The Butterley Company Story
Thanks to HLF funding, a new DVD about the iconic Butterley Company is now available
The early history of the Butterley Company and the Cromford Canal are inextricably intertwined. Structures such as the Barlow Shed at St Pancras station and the Falkirk Wheel have spread its fame worldwide, and it still is very close to the heart of many people living in and around the Ripley area.
This professionally produced hour-long video traces the history of the company from its beginnings with the canal engineers Benjamin Outram and William Jessop, along with financiers Francis Beresford and John Wright, whose family was to be involved for five generations through to the sad demise of the company in 2009.
Archive images and film combine with interviews with the last of the Wright family to be involved and the company’s last employees to weave a fascinating story of great success followed by sad decline.
Other successes include ironwork for Telford’s Menai Straits bridge, Brunel’s SS Great Britain, and steam engines and bridges around the world.
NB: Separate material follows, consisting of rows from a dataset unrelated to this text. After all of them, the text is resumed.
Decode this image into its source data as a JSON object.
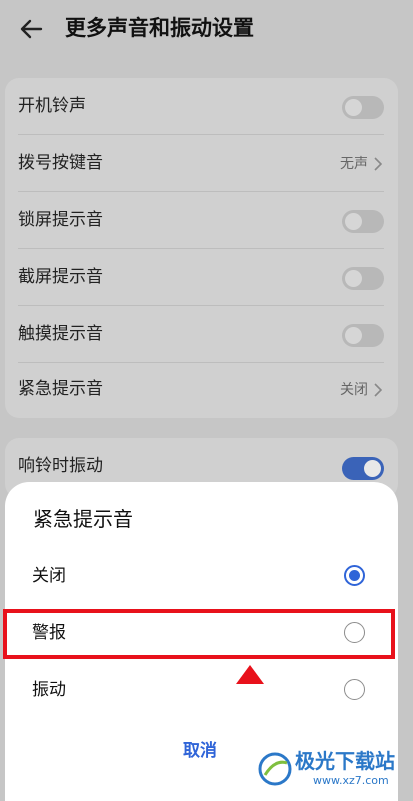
{
  "header": {
    "title": "更多声音和振动设置"
  },
  "settings": [
    {
      "label": "开机铃声",
      "type": "toggle",
      "on": false
    },
    {
      "label": "拨号按键音",
      "type": "value",
      "value": "无声"
    },
    {
      "label": "锁屏提示音",
      "type": "toggle",
      "on": false
    },
    {
      "label": "截屏提示音",
      "type": "toggle",
      "on": false
    },
    {
      "label": "触摸提示音",
      "type": "toggle",
      "on": false
    },
    {
      "label": "紧急提示音",
      "type": "value",
      "value": "关闭"
    }
  ],
  "vibration": {
    "label": "响铃时振动",
    "on": true
  },
  "sheet": {
    "title": "紧急提示音",
    "options": [
      {
        "label": "关闭",
        "selected": true
      },
      {
        "label": "警报",
        "selected": false
      },
      {
        "label": "振动",
        "selected": false
      }
    ],
    "cancel": "取消"
  },
  "watermark": {
    "text": "极光下载站",
    "url": "www.xz7.com"
  },
  "colors": {
    "accent": "#2f64d8",
    "highlight": "#e8111b"
  }
}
They allowed the Wright family to build for themselves a mansion second only to Chatsworth in splendour, although sadly now demolished.
The pitiful decline of the company began with nationalisation of the coal industry – a major part of the Butterley Co’s activities – followed poor management decisions, and a host of inappropriate takeovers, mergers and asset stripping and is told in a no-holds-barred manner of surprising frankness.
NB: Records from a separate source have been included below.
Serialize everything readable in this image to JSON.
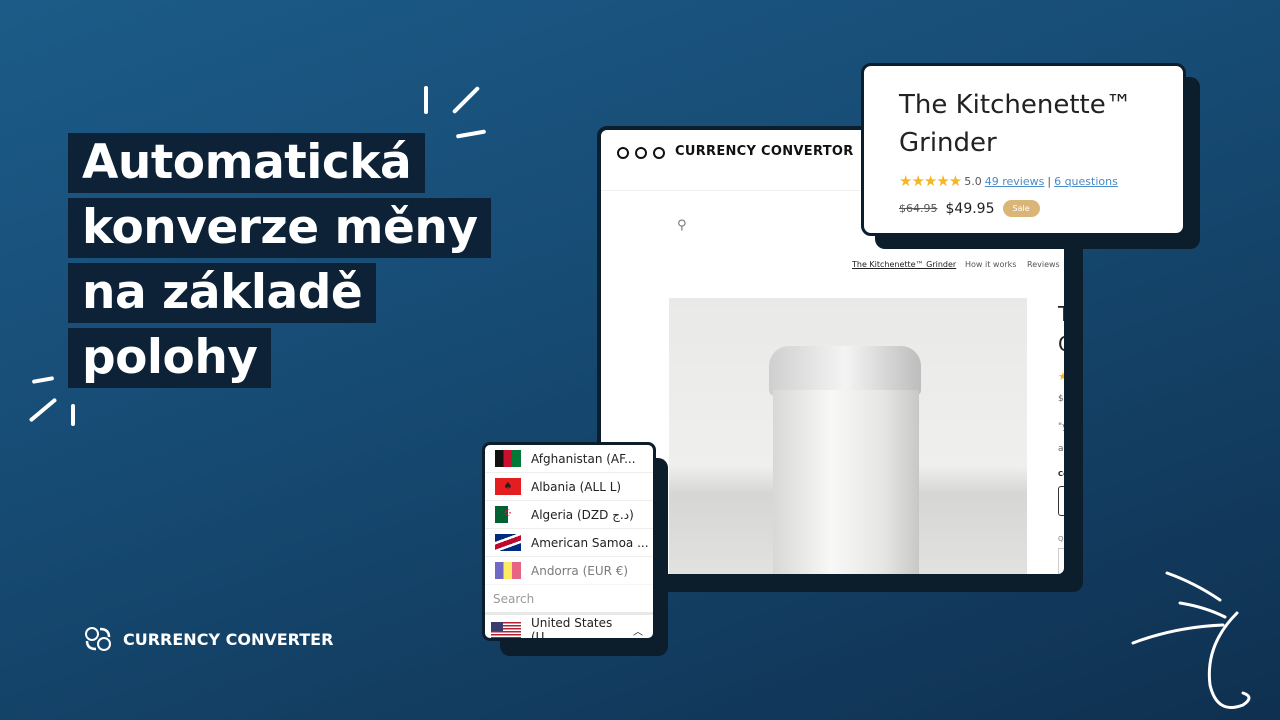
{
  "headline": [
    "Automatická",
    "konverze měny",
    "na základě",
    "polohy"
  ],
  "browser": {
    "title": "CURRENCY CONVERTOR",
    "nav": [
      "The Kitchenette™ Grinder",
      "How it works",
      "Reviews"
    ],
    "partial_text": [
      "T",
      "G",
      "$6",
      "\"y",
      "ar",
      "Co",
      "Qu"
    ]
  },
  "product": {
    "title_line1": "The Kitchenette™",
    "title_line2": "Grinder",
    "rating": "5.0",
    "reviews": "49 reviews",
    "separator": "|",
    "questions": "6 questions",
    "old_price": "$64.95",
    "price": "$49.95",
    "badge": "Sale",
    "stars": 5
  },
  "dropdown": {
    "items": [
      {
        "label": "Afghanistan (AF...",
        "flag": "afghanistan"
      },
      {
        "label": "Albania (ALL L)",
        "flag": "albania"
      },
      {
        "label": "Algeria (DZD د.ج)",
        "flag": "algeria"
      },
      {
        "label": "American Samoa ...",
        "flag": "american-samoa"
      },
      {
        "label": "Andorra (EUR €)",
        "flag": "andorra"
      }
    ],
    "search_placeholder": "Search",
    "selected": "United States (U..."
  },
  "logo": {
    "text": "CURRENCY CONVERTER"
  },
  "colors": {
    "bg": "#1c5b88",
    "dark": "#0d2236",
    "star": "#f5b623",
    "badge": "#d9b577",
    "link": "#4a8bc8"
  }
}
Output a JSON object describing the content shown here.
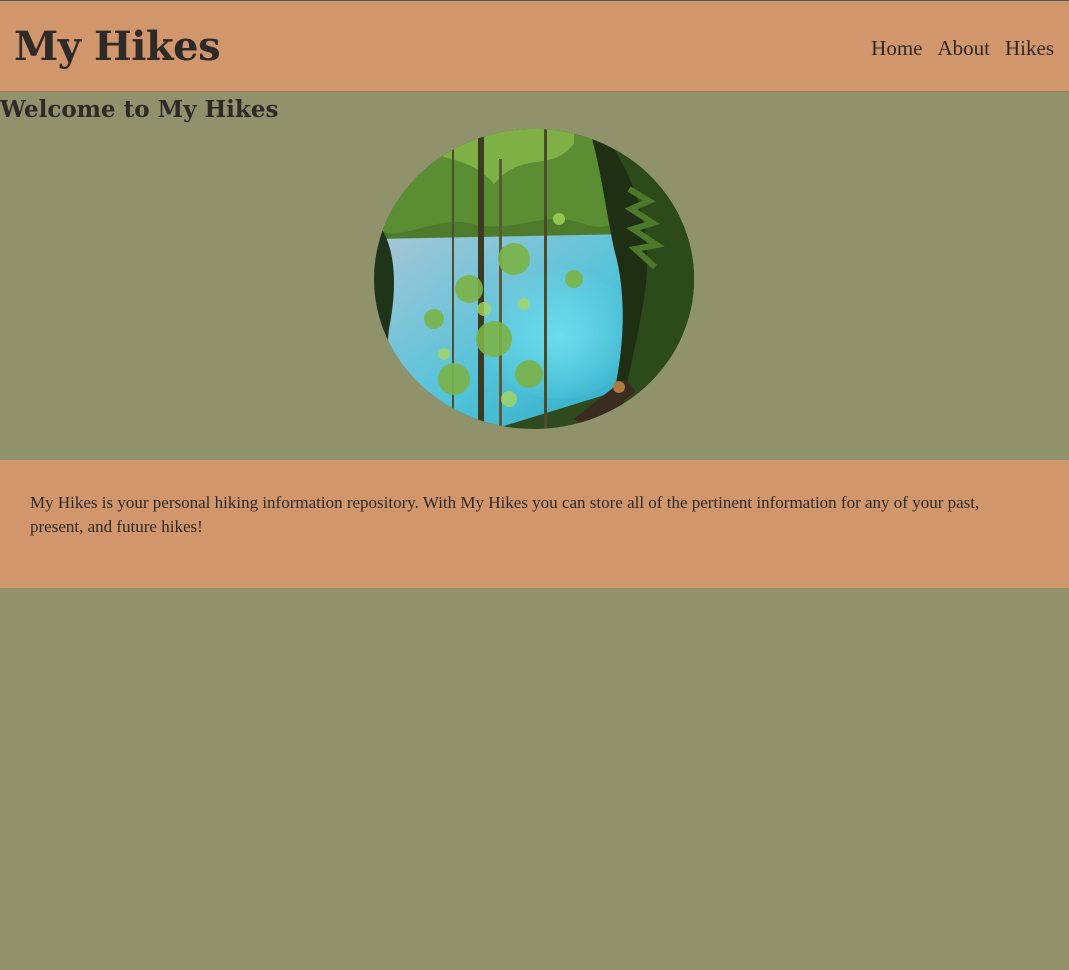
{
  "header": {
    "title": "My Hikes",
    "nav": [
      {
        "label": "Home"
      },
      {
        "label": "About"
      },
      {
        "label": "Hikes"
      }
    ]
  },
  "main": {
    "heading": "Welcome to My Hikes",
    "hero_image": "forest-river-photo",
    "intro": "My Hikes is your personal hiking information repository. With My Hikes you can store all of the pertinent information for any of your past, present, and future hikes!"
  },
  "colors": {
    "page_background": "#8f926a",
    "panel_background": "#d1966c",
    "text": "#2e2a28"
  }
}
Produced by the Ripley & District Heritage Trust, this is a very watchable DVD and one which I wholeheartedly recommend.